Exercise requirements —
List each line of the data that holds the string "properties", please.

Source data —
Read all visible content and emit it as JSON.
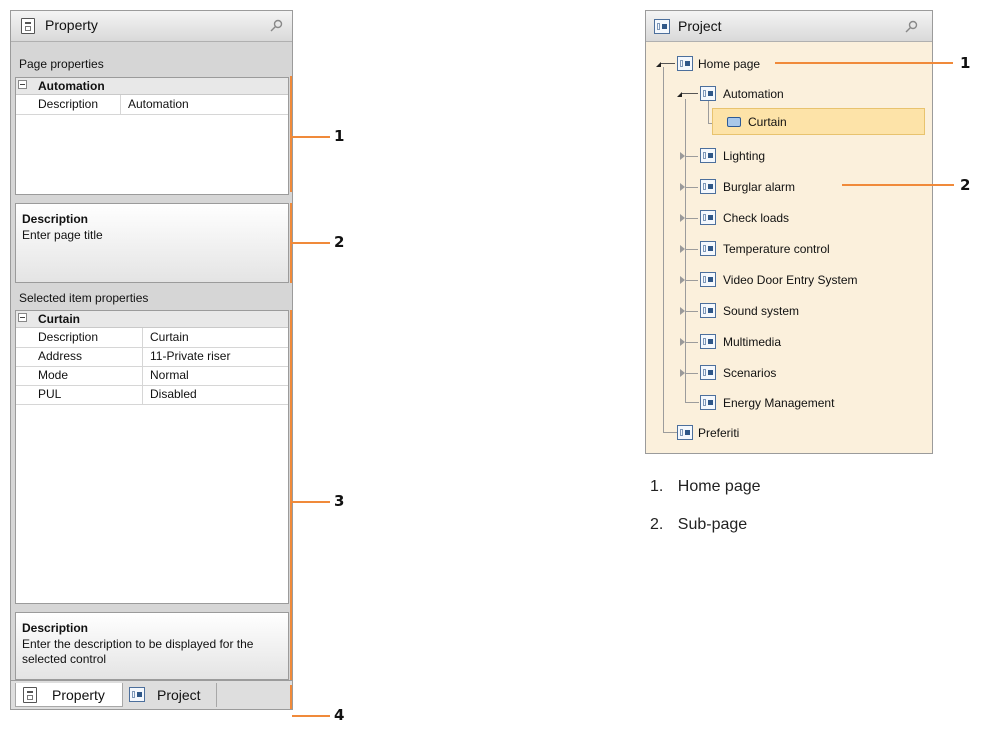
{
  "property_panel": {
    "title": "Property",
    "page_properties_label": "Page properties",
    "page_grid": {
      "header": "Automation",
      "rows": [
        {
          "key": "Description",
          "value": "Automation"
        }
      ]
    },
    "page_description": {
      "title": "Description",
      "text": "Enter page title"
    },
    "selected_item_label": "Selected item properties",
    "item_grid": {
      "header": "Curtain",
      "rows": [
        {
          "key": "Description",
          "value": "Curtain"
        },
        {
          "key": "Address",
          "value": "11-Private riser"
        },
        {
          "key": "Mode",
          "value": "Normal"
        },
        {
          "key": "PUL",
          "value": "Disabled"
        }
      ]
    },
    "item_description": {
      "title": "Description",
      "text": "Enter the description to be displayed for the selected control"
    },
    "tabs": [
      {
        "label": "Property"
      },
      {
        "label": "Project"
      }
    ]
  },
  "callouts_left": [
    "1",
    "2",
    "3",
    "4"
  ],
  "project_panel": {
    "title": "Project",
    "tree": {
      "root": "Home page",
      "automation": "Automation",
      "curtain": "Curtain",
      "children": [
        "Lighting",
        "Burglar alarm",
        "Check loads",
        "Temperature control",
        "Video Door Entry System",
        "Sound system",
        "Multimedia",
        "Scenarios",
        "Energy Management"
      ],
      "preferiti": "Preferiti"
    }
  },
  "callouts_right": [
    "1",
    "2"
  ],
  "legend": [
    {
      "num": "1.",
      "text": "Home page"
    },
    {
      "num": "2.",
      "text": "Sub-page"
    }
  ],
  "colors": {
    "accent": "#f08a3a",
    "tree_background": "#fbf0dc",
    "selection": "#fde3a8"
  }
}
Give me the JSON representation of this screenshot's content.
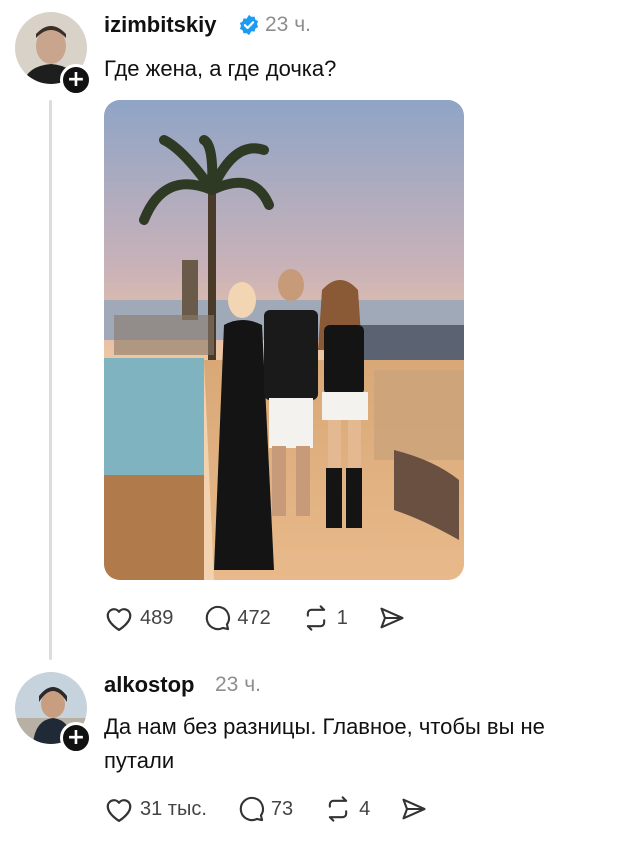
{
  "post": {
    "username": "izimbitskiy",
    "verified": true,
    "time": "23 ч.",
    "text": "Где жена, а где дочка?",
    "likes": "489",
    "comments": "472",
    "reposts": "1"
  },
  "reply": {
    "username": "alkostop",
    "time": "23 ч.",
    "text_line1": "Да нам без разницы. Главное, чтобы вы не",
    "text_line2": "путали",
    "likes": "31 тыс.",
    "comments": "73",
    "reposts": "4"
  },
  "icons": {
    "like": "heart-icon",
    "comment": "comment-bubble-icon",
    "repost": "repost-icon",
    "share": "send-icon",
    "verified": "verified-badge-icon",
    "follow": "plus-icon"
  },
  "colors": {
    "verified_blue": "#1d9bf0",
    "muted_text": "#8e8e8e",
    "text": "#111111"
  }
}
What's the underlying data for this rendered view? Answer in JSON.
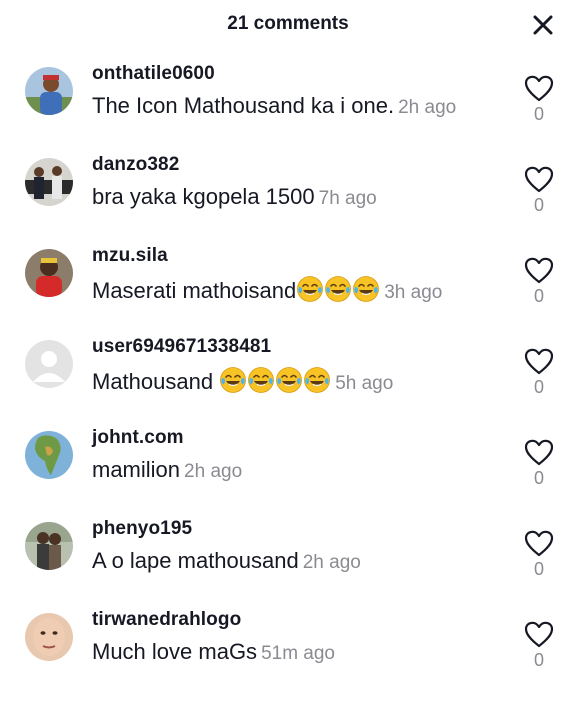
{
  "header": {
    "title": "21 comments"
  },
  "comments": [
    {
      "username": "onthatile0600",
      "text": "The Icon Mathousand ka i one.",
      "emoji_count": 0,
      "time": "2h ago",
      "likes": "0",
      "avatar": "photo-man-outdoors"
    },
    {
      "username": "danzo382",
      "text": "bra yaka kgopela 1500",
      "emoji_count": 0,
      "time": "7h ago",
      "likes": "0",
      "avatar": "photo-men-with-car"
    },
    {
      "username": "mzu.sila",
      "text": "Maserati mathoisand",
      "emoji_count": 3,
      "time": "3h ago",
      "likes": "0",
      "avatar": "photo-red-shirt"
    },
    {
      "username": "user6949671338481",
      "text": "Mathousand ",
      "emoji_count": 4,
      "time": "5h ago",
      "likes": "0",
      "avatar": "default-avatar"
    },
    {
      "username": "johnt.com",
      "text": "mamilion",
      "emoji_count": 0,
      "time": "2h ago",
      "likes": "0",
      "avatar": "photo-africa-map"
    },
    {
      "username": "phenyo195",
      "text": "A o lape mathousand",
      "emoji_count": 0,
      "time": "2h ago",
      "likes": "0",
      "avatar": "photo-couple"
    },
    {
      "username": "tirwanedrahlogo",
      "text": "Much love maGs",
      "emoji_count": 0,
      "time": "51m ago",
      "likes": "0",
      "avatar": "photo-face-closeup"
    }
  ],
  "colors": {
    "text": "#161823",
    "muted": "#8a8b91",
    "background": "#ffffff"
  },
  "icons": {
    "close": "close-icon",
    "like": "heart-outline-icon",
    "emoji": "face-with-tears-of-joy"
  }
}
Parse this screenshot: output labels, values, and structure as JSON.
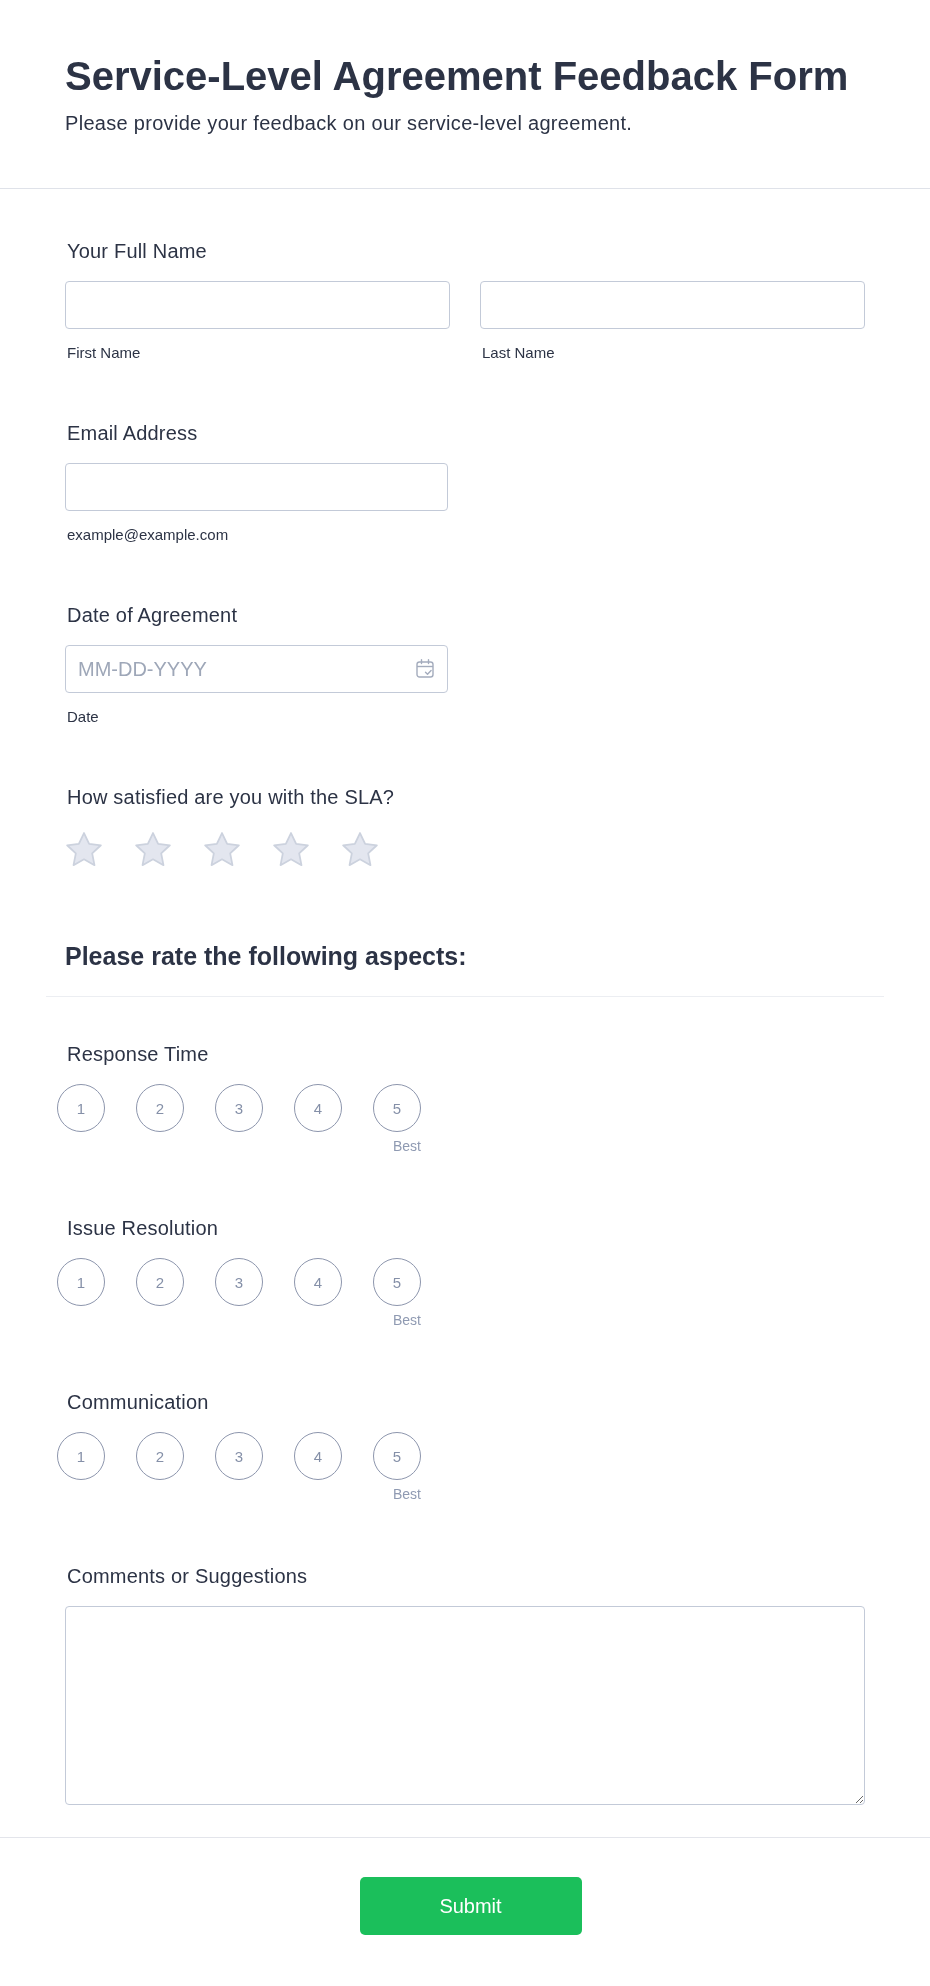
{
  "header": {
    "title": "Service-Level Agreement Feedback Form",
    "subtitle": "Please provide your feedback on our service-level agreement."
  },
  "full_name": {
    "label": "Your Full Name",
    "first_sublabel": "First Name",
    "last_sublabel": "Last Name"
  },
  "email": {
    "label": "Email Address",
    "sublabel": "example@example.com"
  },
  "date": {
    "label": "Date of Agreement",
    "placeholder": "MM-DD-YYYY",
    "sublabel": "Date"
  },
  "satisfaction": {
    "label": "How satisfied are you with the SLA?",
    "stars": 0
  },
  "ratings": {
    "heading": "Please rate the following aspects:",
    "rows": [
      {
        "label": "Response Time",
        "max_label": "Best",
        "options": [
          {
            "label": "1",
            "selected": false
          },
          {
            "label": "2",
            "selected": false
          },
          {
            "label": "3",
            "selected": false
          },
          {
            "label": "4",
            "selected": false
          },
          {
            "label": "5",
            "selected": false
          }
        ]
      },
      {
        "label": "Issue Resolution",
        "max_label": "Best",
        "options": [
          {
            "label": "1",
            "selected": false
          },
          {
            "label": "2",
            "selected": false
          },
          {
            "label": "3",
            "selected": false
          },
          {
            "label": "4",
            "selected": false
          },
          {
            "label": "5",
            "selected": false
          }
        ]
      },
      {
        "label": "Communication",
        "max_label": "Best",
        "options": [
          {
            "label": "1",
            "selected": false
          },
          {
            "label": "2",
            "selected": false
          },
          {
            "label": "3",
            "selected": false
          },
          {
            "label": "4",
            "selected": false
          },
          {
            "label": "5",
            "selected": false
          }
        ]
      }
    ]
  },
  "comments": {
    "label": "Comments or Suggestions"
  },
  "submit_button": {
    "label": "Submit"
  }
}
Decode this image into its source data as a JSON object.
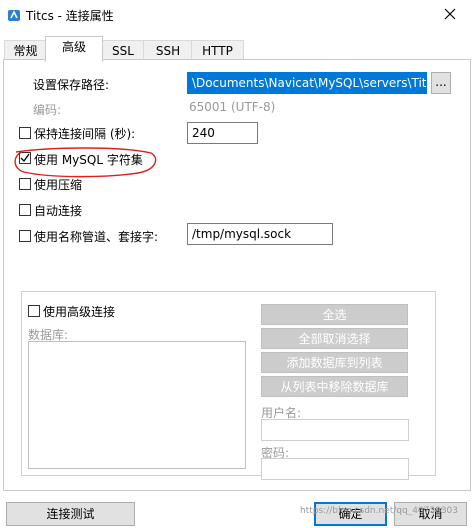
{
  "window": {
    "title": "Titcs - 连接属性"
  },
  "tabs": [
    {
      "label": "常规"
    },
    {
      "label": "高级"
    },
    {
      "label": "SSL"
    },
    {
      "label": "SSH"
    },
    {
      "label": "HTTP"
    }
  ],
  "advanced": {
    "save_path_label": "设置保存路径:",
    "save_path_value": "\\Documents\\Navicat\\MySQL\\servers\\Titcs",
    "browse_label": "...",
    "encoding_label": "编码:",
    "encoding_value": "65001 (UTF-8)",
    "keepalive_label": "保持连接间隔 (秒):",
    "keepalive_checked": false,
    "keepalive_value": "240",
    "mysql_charset_label": "使用 MySQL 字符集",
    "mysql_charset_checked": true,
    "compression_label": "使用压缩",
    "compression_checked": false,
    "auto_connect_label": "自动连接",
    "auto_connect_checked": false,
    "named_pipe_label": "使用名称管道、套接字:",
    "named_pipe_checked": false,
    "named_pipe_value": "/tmp/mysql.sock"
  },
  "advanced_connection": {
    "label": "使用高级连接",
    "checked": false,
    "databases_label": "数据库:",
    "select_all": "全选",
    "deselect_all": "全部取消选择",
    "add_to_list": "添加数据库到列表",
    "remove_from_list": "从列表中移除数据库",
    "username_label": "用户名:",
    "password_label": "密码:"
  },
  "footer": {
    "test_connection": "连接测试",
    "ok": "确定",
    "cancel": "取消",
    "watermark": "https://blog.csdn.net/qq_40739303"
  },
  "colors": {
    "selection": "#0078d7",
    "annotation": "#e0201a"
  }
}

Exercise answer —
    "page_properties_label": "Page properties",
    "selected_item_label": "Selected item properties",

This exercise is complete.